New Kensington proposed budget contains no property tax increase
New Kensington residents' property taxes will not increase next year under the preliminary budget approved by council Wednesday night.
The property tax rate for 2013 will remain at 27.03 mills, Mayor Tom Guzzo said.
Guzzo and Councilman Todd Mentecki, who oversees city finances, said there are no significant cost increases in the $7.24 million budget.
Expenses are projected to go up about $100,000 from this year's budget.
Guzzo and Mentecki said an estimated 1.5 percent rise in expenses results from routine increases in insurance rates, salaries and benefits.
Guzzo said there will be no layoffs or other major cuts. In fact, the city recently hired three new public works employees and hopes to fill a police officer vacancy soon and add a parks employee next summer.
Mentecki praised all city departments for managing their budgets: “Everybody's been extremely diligent through difficult economic times.”
“We are getting less money from outside sources and making due with what we have,” Guzzo said.
The city again plans to borrow $1.2 million in the form of a tax-anticipation loan to cover expenses at the beginning of the new year until tax revenue begins to arrive.
In other business
• Council approved the purchase of a new pavilion to replace one destroyed by fire in May 2011.
Councilman Doug Aftanas said the cost of the $32,000 pavilion from Jeffrey Associates of Indiana Township will be paid through a combination of insurance and federal Community Development Block Grant money.
Aftanas is hopeful the pavilion can be installed in the spring.
Meanwhile, the installation of a prefabricated bathroom to replace the one burned in a separate fire in 2010 remains on hold until the deteriorating bridge at the park entrance can be replaced.
The span over Little Pucketa Creek is estimated to be 70 years old and likely can't support the weight of the equipment needed to bring in the bathroom building.
City Clerk Dennis Scarpiniti said city engineer Tony Males is completing the specifications for a new bridge.
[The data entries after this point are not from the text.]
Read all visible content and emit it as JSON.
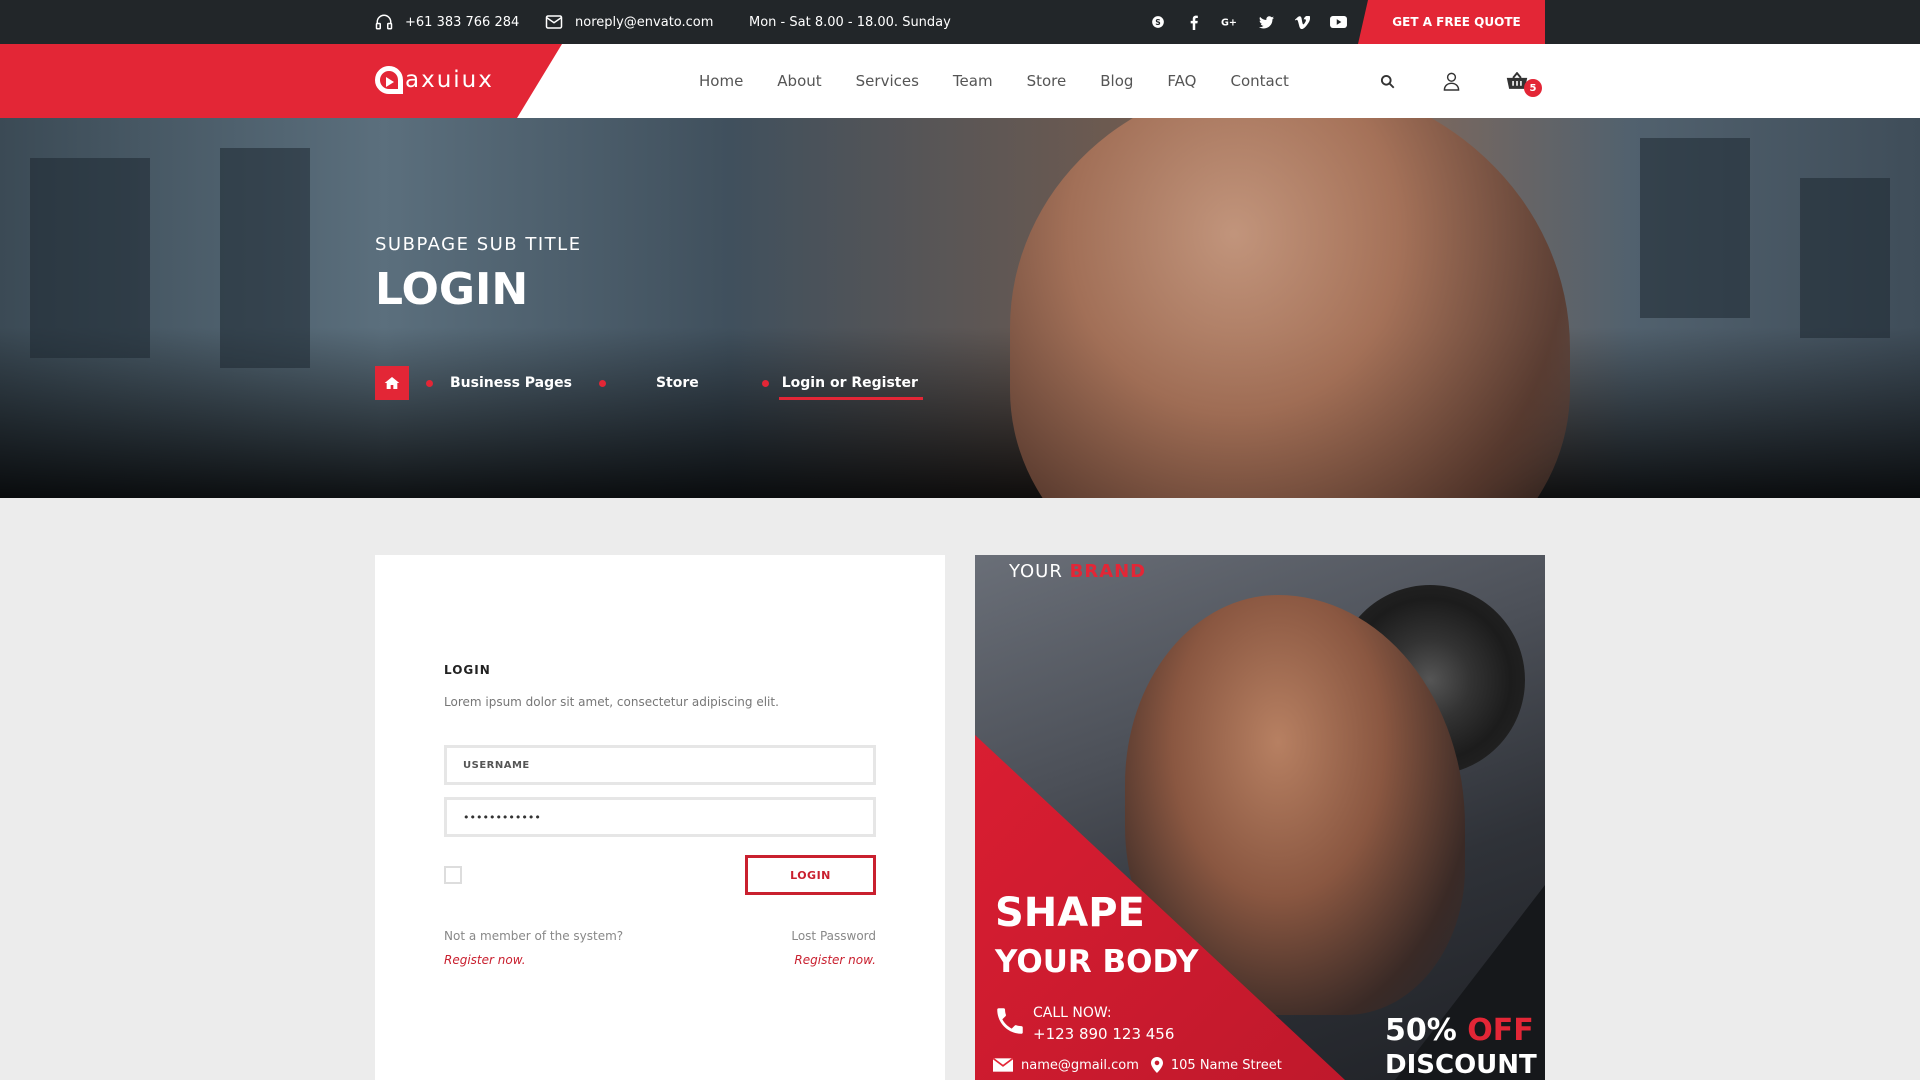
{
  "topbar": {
    "phone": "+61 383 766 284",
    "email": "noreply@envato.com",
    "hours": "Mon - Sat 8.00 - 18.00. Sunday",
    "socials": [
      "skype-icon",
      "facebook-icon",
      "google-plus-icon",
      "twitter-icon",
      "vimeo-icon",
      "youtube-icon"
    ],
    "quote_label": "GET A FREE QUOTE"
  },
  "header": {
    "logo_text": "axuiux",
    "nav": [
      "Home",
      "About",
      "Services",
      "Team",
      "Store",
      "Blog",
      "FAQ",
      "Contact"
    ],
    "cart_count": "5"
  },
  "hero": {
    "subtitle": "SUBPAGE SUB TITLE",
    "title": "LOGIN",
    "breadcrumbs": [
      "Business Pages",
      "Store",
      "Login or Register"
    ]
  },
  "login": {
    "heading": "LOGIN",
    "description": "Lorem ipsum dolor sit amet, consectetur adipiscing elit.",
    "username_placeholder": "USERNAME",
    "password_value": "••••••••••••",
    "button_label": "LOGIN",
    "not_member": "Not a member of the system?",
    "lost_password": "Lost Password",
    "register_left": "Register now.",
    "register_right": "Register now."
  },
  "promo": {
    "brand_prefix": "YOUR",
    "brand_accent": "BRAND",
    "headline_1": "SHAPE",
    "headline_2": "YOUR BODY",
    "call_label": "CALL NOW:",
    "phone": "+123 890 123 456",
    "email": "name@gmail.com",
    "address": "105 Name Street",
    "discount_value": "50%",
    "discount_accent": "OFF",
    "discount_label": "DISCOUNT"
  },
  "colors": {
    "accent": "#e32636",
    "topbar": "#222629"
  }
}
Once it's done, city officials can estimate the cost and determine when and how the bridge will be replaced.
• The inaugural Winter Festival last weekend went very well and served as a kickoff to the city's holiday events, Guzzo said.
New Kensington's light-up night will be Nov. 30. The tree-lighting ceremony will begin about 5:30 p.m. at Central City Plaza, followed at 6 p.m. by the third annual community dinner that Guzzo sponsors in the No. 1 fire hall on Fourth Avenue.
The next day, the city's holiday parade will begin at 11 a.m. Dec. 1 on Barnes Street. Aftanas said a reception with Santa Claus after the parade will be located at the Westmoreland County Community College campus this year instead of city hall.
Liz Hayes is a staff writer for Trib Total Media. She can be reached at 724-226-4680 or email@example.com.